I dare say that personal contact + free valuable content does wonders.
>>We dropped off a single personal pizza to random offices (with our phone number), right before lunch time.
Now I'm truly inspired. Think I'll send a bottle of Southern Comfort to local AA meetings.
>>>Now I'm truly inspired. Think I'll send a bottle of Southern Comfort to local AA meetings.
(trying to stop laughing) that's horrible!
One thing that works for us is getting involved with local Chambers of Commerce and Small Business Service etc and doing seminars for them.
Surprisingly, we have found that although they would like to run more Internet focussed events, many of them dont really have many qualified speakers. Case in point: last time my boss spoke at an event, one of the other speakers was the Chambers "Search Engine expert". Talking to him afterwards, my boss discovered that he knew more than the alleged expert on many topics.
Because its goverment money, they are a bit loose with it. When we do a seminar, we charge double rate (full days top-whack pay for a half day out), and we are being PAID to do a sales pitch to a roomful of prospects that someone else has booked and qualified! Even if you dont get direct sales out of it, you often make useful contacts (new designers or partner companies, referrers, someone from another Chamber etc who want you to do the same for them)
Just dont start on my patch ;)
>>you could end up inadvertently insulting the CEO's "web-design genius" grandson, who built the site at the incredible age of 9.
>If you're dealing in small company sites, this IS more prevalent than you would think.
and often less of a problem than you might think...I got a fair amount of business that way when I was starting out...it doesn't take long before a small company realises they like having a web site, but would like it even more if it wasn't totally unusable
:) Whenever I visit a company I ask to use their restroom. Although I rarely get to see anyone of importance, I am never refused this meager request. I put my sales literature in each of the "stalls", sometimes with items circled in pen with comments such as "good - let's check them out". :)
:) I have a captured audience that, more times than not, read whatever is available within "hand's reach". In my hometown you can visit any restroom, at any time, in any stall and find either my business card or sales literature.
items circled in pen with comments such as "good - let's check them out".
Reminds me of the job hunting tip I once saw... get some of those neon circle or 'marker' stickers, and stick it to your resumé. If more than 1 person looks at incoming resumés, persons #2, 3, etc., may be tricked into thinking, "Hey, So-and-So must've thought this one was worth marking up!"
Seems like your method is less likely to be 'found out' though. :)
Have you considered sending out a press release "launching" your business? If done correctly, it can really boost your business inquiries and/or sales.
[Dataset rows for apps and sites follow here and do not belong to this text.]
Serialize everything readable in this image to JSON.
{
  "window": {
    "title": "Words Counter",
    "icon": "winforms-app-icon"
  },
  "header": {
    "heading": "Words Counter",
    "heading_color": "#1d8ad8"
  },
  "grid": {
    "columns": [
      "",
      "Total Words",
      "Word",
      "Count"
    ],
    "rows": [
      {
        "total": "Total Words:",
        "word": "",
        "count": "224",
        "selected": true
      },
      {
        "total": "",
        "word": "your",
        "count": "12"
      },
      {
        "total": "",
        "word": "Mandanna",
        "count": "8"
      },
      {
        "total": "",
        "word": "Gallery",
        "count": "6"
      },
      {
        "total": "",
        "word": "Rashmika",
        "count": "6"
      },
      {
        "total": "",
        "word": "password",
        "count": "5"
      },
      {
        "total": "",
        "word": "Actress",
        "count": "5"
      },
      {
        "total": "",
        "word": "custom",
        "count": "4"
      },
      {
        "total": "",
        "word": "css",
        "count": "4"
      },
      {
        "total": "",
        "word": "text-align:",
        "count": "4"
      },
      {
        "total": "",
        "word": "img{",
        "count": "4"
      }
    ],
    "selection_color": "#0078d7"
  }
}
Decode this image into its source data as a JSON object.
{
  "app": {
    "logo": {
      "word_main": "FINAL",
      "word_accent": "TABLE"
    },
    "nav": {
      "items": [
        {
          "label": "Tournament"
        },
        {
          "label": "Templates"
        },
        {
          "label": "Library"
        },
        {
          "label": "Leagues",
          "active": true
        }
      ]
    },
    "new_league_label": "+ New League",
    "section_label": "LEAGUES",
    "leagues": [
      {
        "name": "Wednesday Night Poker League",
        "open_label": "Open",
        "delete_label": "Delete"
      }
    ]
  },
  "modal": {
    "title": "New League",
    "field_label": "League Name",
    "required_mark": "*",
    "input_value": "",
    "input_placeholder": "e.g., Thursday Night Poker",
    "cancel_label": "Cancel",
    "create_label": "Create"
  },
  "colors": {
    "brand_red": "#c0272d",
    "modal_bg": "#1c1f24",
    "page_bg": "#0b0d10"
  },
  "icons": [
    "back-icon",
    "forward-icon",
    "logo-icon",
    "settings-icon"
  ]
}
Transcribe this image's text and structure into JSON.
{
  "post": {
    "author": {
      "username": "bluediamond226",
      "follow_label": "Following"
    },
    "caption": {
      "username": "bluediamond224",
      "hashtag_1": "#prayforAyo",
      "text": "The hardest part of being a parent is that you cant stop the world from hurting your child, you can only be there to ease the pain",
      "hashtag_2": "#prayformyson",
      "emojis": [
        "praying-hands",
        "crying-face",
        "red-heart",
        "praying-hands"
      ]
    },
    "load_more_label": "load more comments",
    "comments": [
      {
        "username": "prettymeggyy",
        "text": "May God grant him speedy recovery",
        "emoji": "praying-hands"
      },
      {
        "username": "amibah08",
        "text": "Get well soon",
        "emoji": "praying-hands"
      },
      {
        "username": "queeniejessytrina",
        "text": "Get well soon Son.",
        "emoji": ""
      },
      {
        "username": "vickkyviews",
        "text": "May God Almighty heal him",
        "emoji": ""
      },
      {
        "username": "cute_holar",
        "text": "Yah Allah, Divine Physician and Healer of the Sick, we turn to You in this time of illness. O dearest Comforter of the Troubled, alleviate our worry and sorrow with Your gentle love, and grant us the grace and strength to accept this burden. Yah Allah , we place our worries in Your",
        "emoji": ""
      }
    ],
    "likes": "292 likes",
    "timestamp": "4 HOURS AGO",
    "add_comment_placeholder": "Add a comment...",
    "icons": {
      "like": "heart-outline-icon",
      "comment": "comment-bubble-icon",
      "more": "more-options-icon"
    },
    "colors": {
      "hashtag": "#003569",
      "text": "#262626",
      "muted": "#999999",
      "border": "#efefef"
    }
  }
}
>I put my sales literature in each of the "stalls", sometimes with items circled in pen with comments >such as "good - let's check them out".
Help me understand, Nell...
You write on the bathroom walls?
A friend of mine with a computer consulting firm is using Candy with their URLs on the paperwrap.
They give each consultant a box of candy to have and makes sure that they are always filled up.
At one special occassion they sponsored a big meeting for some hundred people with cakes. All cakes had the url clearly written over it. They could see the increase in url-activity shortly afterwards.
You write on the bathroom walls?
BWA-HA-HA! ::snif:: The truly savvy marketer never goes anywhere without his/her Sharpie marker! :)
I suppose a nice, bold message on the inside of the stall door might be even more eyecatching than a regular brochure or business card sitting on the back of the toilet... maybe not the image you want to portray though. You'd really need to bring in a company logo stencil and some spray-paint to attain truly "polished" bathroom wall branding.
Oh no, not toilet humour!!!! One thing I thought of doing was making a special "Business SEO package" similar to normal SEO, just costing massive amounts of money. There's always some show off who wants to pay big money. Then one client = 25! :) Perfect!